- _WORK ITEM_
Search the records for the word "Источники" and pick out every line that has it.

- _RECORDS FOR THIS TASK_
*** Begin section ***

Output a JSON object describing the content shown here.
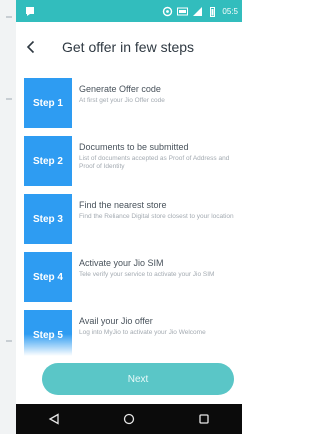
{
  "status_bar": {
    "time": "05:5",
    "icons": [
      "app-notification-icon",
      "signal-icon",
      "volte-icon",
      "wifi-icon",
      "battery-icon"
    ]
  },
  "app_bar": {
    "title": "Get offer in few steps",
    "back_icon": "chevron-left-icon"
  },
  "steps": [
    {
      "badge": "Step 1",
      "title": "Generate Offer code",
      "description": "At first get your Jio Offer code"
    },
    {
      "badge": "Step 2",
      "title": "Documents to be submitted",
      "description": "List of documents accepted as Proof of Address and Proof of Identity"
    },
    {
      "badge": "Step 3",
      "title": "Find the nearest store",
      "description": "Find the Reliance Digital store closest to your location"
    },
    {
      "badge": "Step 4",
      "title": "Activate your Jio SIM",
      "description": "Tele verify your service to activate your Jio SIM"
    },
    {
      "badge": "Step 5",
      "title": "Avail your Jio offer",
      "description": "Log into MyJio to activate your Jio Welcome"
    }
  ],
  "next_button": {
    "label": "Next"
  },
  "nav_bar": {
    "icons": [
      "back-triangle-icon",
      "home-circle-icon",
      "recents-square-icon"
    ]
  },
  "colors": {
    "status_bar": "#32bdbd",
    "step_badge": "#2e9cf2",
    "next_button": "#5ac6c7",
    "nav_bar": "#0b0b0b"
  }
}
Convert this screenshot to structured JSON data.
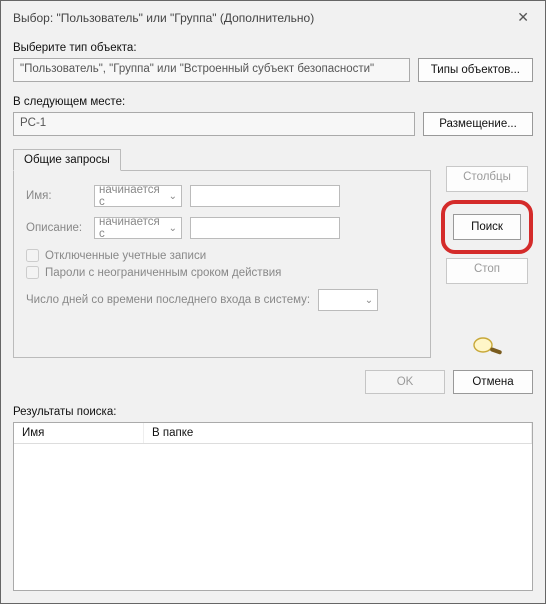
{
  "title": "Выбор: \"Пользователь\" или \"Группа\" (Дополнительно)",
  "label_object_type": "Выберите тип объекта:",
  "object_type_value": "\"Пользователь\", \"Группа\" или \"Встроенный субъект безопасности\"",
  "btn_object_types": "Типы объектов...",
  "label_location": "В следующем месте:",
  "location_value": "PC-1",
  "btn_locations": "Размещение...",
  "tab_label": "Общие запросы",
  "form": {
    "name_label": "Имя:",
    "name_mode": "начинается с",
    "desc_label": "Описание:",
    "desc_mode": "начинается с",
    "chk_disabled": "Отключенные учетные записи",
    "chk_nonexpiring": "Пароли с неограниченным сроком действия",
    "days_label": "Число дней со времени последнего входа в систему:"
  },
  "side": {
    "columns": "Столбцы",
    "search": "Поиск",
    "stop": "Стоп"
  },
  "footer": {
    "ok": "OK",
    "cancel": "Отмена"
  },
  "results_label": "Результаты поиска:",
  "results_cols": {
    "name": "Имя",
    "folder": "В папке"
  }
}
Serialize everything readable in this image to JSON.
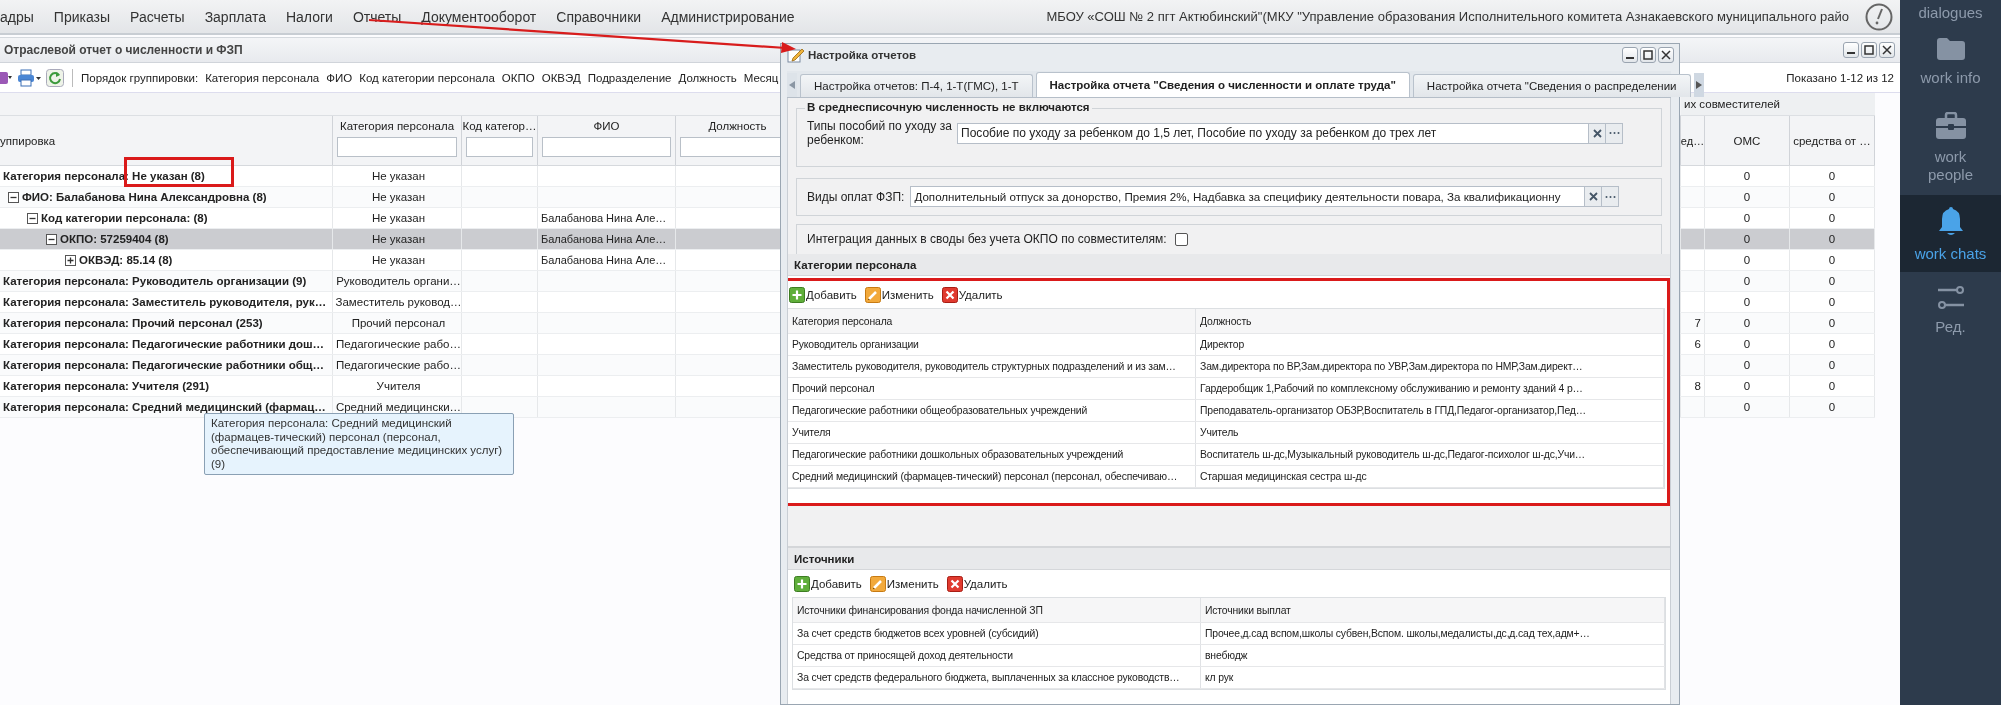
{
  "menu": {
    "items": [
      "адры",
      "Приказы",
      "Расчеты",
      "Зарплата",
      "Налоги",
      "Отчеты",
      "Документооборот",
      "Справочники",
      "Администрирование"
    ],
    "organization": "МБОУ «СОШ № 2 пгт Актюбинский\"(МКУ \"Управление образования Исполнительного комитета Азнакаевского муниципального райо"
  },
  "window": {
    "title": "Отраслевой отчет о численности и ФЗП"
  },
  "toolbar": {
    "grouping_label": "Порядок группировки:",
    "grouping_items": [
      "Категория персонала",
      "ФИО",
      "Код категории персонала",
      "ОКПО",
      "ОКВЭД",
      "Подразделение",
      "Должность",
      "Месяц"
    ],
    "paging": "Показано 1-12 из 12"
  },
  "grid": {
    "group_header": "их совместителей",
    "columns": [
      {
        "label": "уппировка",
        "filter": false
      },
      {
        "label": "Категория персонала",
        "filter": true
      },
      {
        "label": "Код категор…",
        "filter": true
      },
      {
        "label": "ФИО",
        "filter": true
      },
      {
        "label": "Должность",
        "filter": true
      },
      {
        "label": "ед…",
        "filter": false
      },
      {
        "label": "ОМС",
        "filter": false
      },
      {
        "label": "средства от …",
        "filter": false
      }
    ],
    "rows": [
      {
        "label": "Категория персонала: Не указан (8)",
        "category": "Не указан",
        "oms": "0",
        "funds": "0",
        "selected": false,
        "children": [
          {
            "label": "ФИО: Балабанова Нина Александровна (8)",
            "category": "Не указан",
            "oms": "0",
            "funds": "0",
            "selected": false,
            "expanded": true,
            "children": [
              {
                "label": "Код категории персонала: (8)",
                "category": "Не указан",
                "fio": "Балабанова Нина Але…",
                "oms": "0",
                "funds": "0",
                "selected": false,
                "expanded": true,
                "children": [
                  {
                    "label": "ОКПО: 57259404 (8)",
                    "category": "Не указан",
                    "fio": "Балабанова Нина Але…",
                    "oms": "0",
                    "funds": "0",
                    "selected": true,
                    "expanded": true,
                    "children": [
                      {
                        "label": "ОКВЭД: 85.14 (8)",
                        "category": "Не указан",
                        "fio": "Балабанова Нина Але…",
                        "oms": "0",
                        "funds": "0",
                        "selected": false,
                        "expanded": false
                      }
                    ]
                  }
                ]
              }
            ]
          }
        ]
      },
      {
        "label": "Категория персонала: Руководитель организации (9)",
        "category": "Руководитель органи…",
        "oms": "0",
        "funds": "0",
        "selected": false
      },
      {
        "label": "Категория персонала: Заместитель руководителя, рук…",
        "category": "Заместитель руковод…",
        "oms": "0",
        "funds": "0",
        "selected": false
      },
      {
        "label": "Категория персонала: Прочий персонал (253)",
        "category": "Прочий персонал",
        "column_6": "7",
        "oms": "0",
        "funds": "0",
        "selected": false
      },
      {
        "label": "Категория персонала: Педагогические работники дош…",
        "category": "Педагогические рабо…",
        "column_6": "6",
        "oms": "0",
        "funds": "0",
        "selected": false
      },
      {
        "label": "Категория персонала: Педагогические работники общ…",
        "category": "Педагогические рабо…",
        "oms": "0",
        "funds": "0",
        "selected": false
      },
      {
        "label": "Категория персонала: Учителя (291)",
        "category": "Учителя",
        "column_6": "8",
        "oms": "0",
        "funds": "0",
        "selected": false
      },
      {
        "label": "Категория персонала: Средний медицинский (фармац…",
        "category": "Средний медицински…",
        "oms": "0",
        "funds": "0",
        "selected": false
      }
    ],
    "tooltip": "Категория персонала: Средний медицинский (фармацев-тический) персонал (персонал, обеспечивающий предоставление медицинских услуг) (9)"
  },
  "dialog": {
    "title": "Настройка отчетов",
    "tabs": [
      {
        "label": "Настройка отчетов: П-4, 1-Т(ГМС), 1-Т",
        "selected": false
      },
      {
        "label": "Настройка отчета \"Сведения о численности и оплате труда\"",
        "selected": true
      },
      {
        "label": "Настройка отчета \"Сведения о распределении",
        "selected": false
      }
    ],
    "excluded": {
      "legend": "В среднесписочную численность не включаются",
      "label": "Типы пособий по уходу за ребенком:",
      "value": "Пособие по уходу за ребенком до 1,5 лет, Пособие по уходу за ребенком до трех лет"
    },
    "payments": {
      "label": "Виды оплат ФЗП:",
      "value": "Дополнительный отпуск за донорство, Премия 2%, Надбавка за специфику деятельности повара, За квалификационну"
    },
    "integration": {
      "label": "Интеграция данных в своды без учета ОКПО по совместителям:",
      "checked": false
    },
    "panels": [
      {
        "title": "Категории персонала",
        "highlighted": true,
        "buttons": [
          {
            "label": "Добавить",
            "kind": "add"
          },
          {
            "label": "Изменить",
            "kind": "edit"
          },
          {
            "label": "Удалить",
            "kind": "delete"
          }
        ],
        "columns": [
          "Категория персонала",
          "Должность"
        ],
        "rows": [
          [
            "Руководитель организации",
            "Директор"
          ],
          [
            "Заместитель руководителя, руководитель структурных подразделений и из зам…",
            "Зам.директора по ВР,Зам.директора по УВР,Зам.директора по НМР,Зам.директ…"
          ],
          [
            "Прочий персонал",
            "Гардеробщик 1,Рабочий по комплексному обслуживанию и ремонту зданий 4 р…"
          ],
          [
            "Педагогические работники общеобразовательных учреждений",
            "Преподаватель-организатор ОБЗР,Воспитатель в ГПД,Педагог-организатор,Пед…"
          ],
          [
            "Учителя",
            "Учитель"
          ],
          [
            "Педагогические работники дошкольных образовательных учреждений",
            "Воспитатель ш-дс,Музыкальный руководитель ш-дс,Педагог-психолог ш-дс,Учи…"
          ],
          [
            "Средний медицинский (фармацев-тический) персонал (персонал, обеспечиваю…",
            "Старшая медицинская сестра ш-дс"
          ]
        ]
      },
      {
        "title": "Источники",
        "highlighted": false,
        "buttons": [
          {
            "label": "Добавить",
            "kind": "add"
          },
          {
            "label": "Изменить",
            "kind": "edit"
          },
          {
            "label": "Удалить",
            "kind": "delete"
          }
        ],
        "columns": [
          "Источники финансирования фонда начисленной ЗП",
          "Источники выплат"
        ],
        "rows": [
          [
            "За счет средств бюджетов всех уровней (субсидий)",
            "Прочее,д.сад вспом,школы субвен,Вспом. школы,медалисты,дс,д.сад тех,адм+…"
          ],
          [
            "Средства от приносящей доход деятельности",
            "внебюдж"
          ],
          [
            "За счет средств федерального бюджета, выплаченных за классное руководств…",
            "кл рук"
          ]
        ]
      }
    ]
  },
  "sidebar": {
    "items": [
      {
        "label": "dialogues",
        "selected": false
      },
      {
        "label": "work info",
        "selected": false
      },
      {
        "label": "work people",
        "selected": false
      },
      {
        "label": "work chats",
        "selected": true
      },
      {
        "label": "Ред.",
        "selected": false
      }
    ]
  }
}
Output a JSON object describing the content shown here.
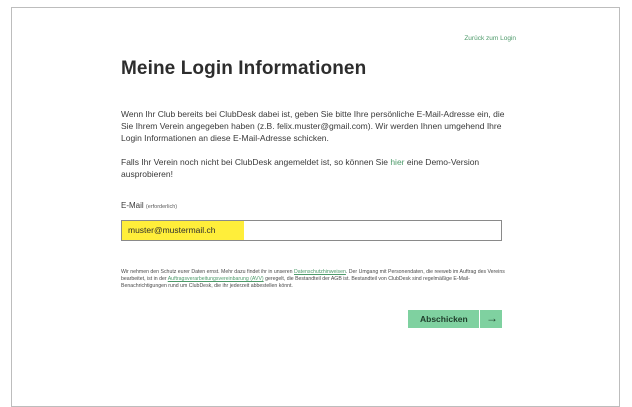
{
  "nav": {
    "back_to_login": "Zurück zum Login"
  },
  "page": {
    "title": "Meine Login Informationen"
  },
  "intro": {
    "paragraph1": "Wenn Ihr Club bereits bei ClubDesk dabei ist, geben Sie bitte Ihre persönliche E-Mail-Adresse ein, die Sie Ihrem Verein angegeben haben (z.B. felix.muster@gmail.com). Wir werden Ihnen umgehend Ihre Login Informationen an diese E-Mail-Adresse schicken.",
    "paragraph2_before": "Falls Ihr Verein noch nicht bei ClubDesk angemeldet ist, so können Sie ",
    "paragraph2_link": "hier",
    "paragraph2_after": " eine Demo-Version ausprobieren!"
  },
  "form": {
    "email_label": "E-Mail",
    "email_required": "(erforderlich)",
    "email_value": "muster@mustermail.ch",
    "highlight_color": "#ffee3a"
  },
  "privacy": {
    "text1": "Wir nehmen den Schutz eurer Daten ernst. Mehr dazu findet ihr in unseren ",
    "link1": "Datenschutzhinweisen",
    "text2": ". Der Umgang mit Personendaten, die reeweb im Auftrag des Vereins bearbeitet, ist in der ",
    "link2": "Auftragsverarbeitungsvereinbarung (AVV)",
    "text3": " geregelt, die Bestandteil der AGB ist. Bestandteil von ClubDesk sind regelmäßige E-Mail-Benachrichtigungen rund um ClubDesk, die ihr jederzeit abbestellen könnt."
  },
  "submit": {
    "label": "Abschicken",
    "icon": "arrow-right-icon",
    "color": "#7fd1a0"
  }
}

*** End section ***

- _OUTPUT FOR THIS TASK_
        "title": "Источники",
          "Источники финансирования фонда начисленной ЗП",
          "Источники выплат"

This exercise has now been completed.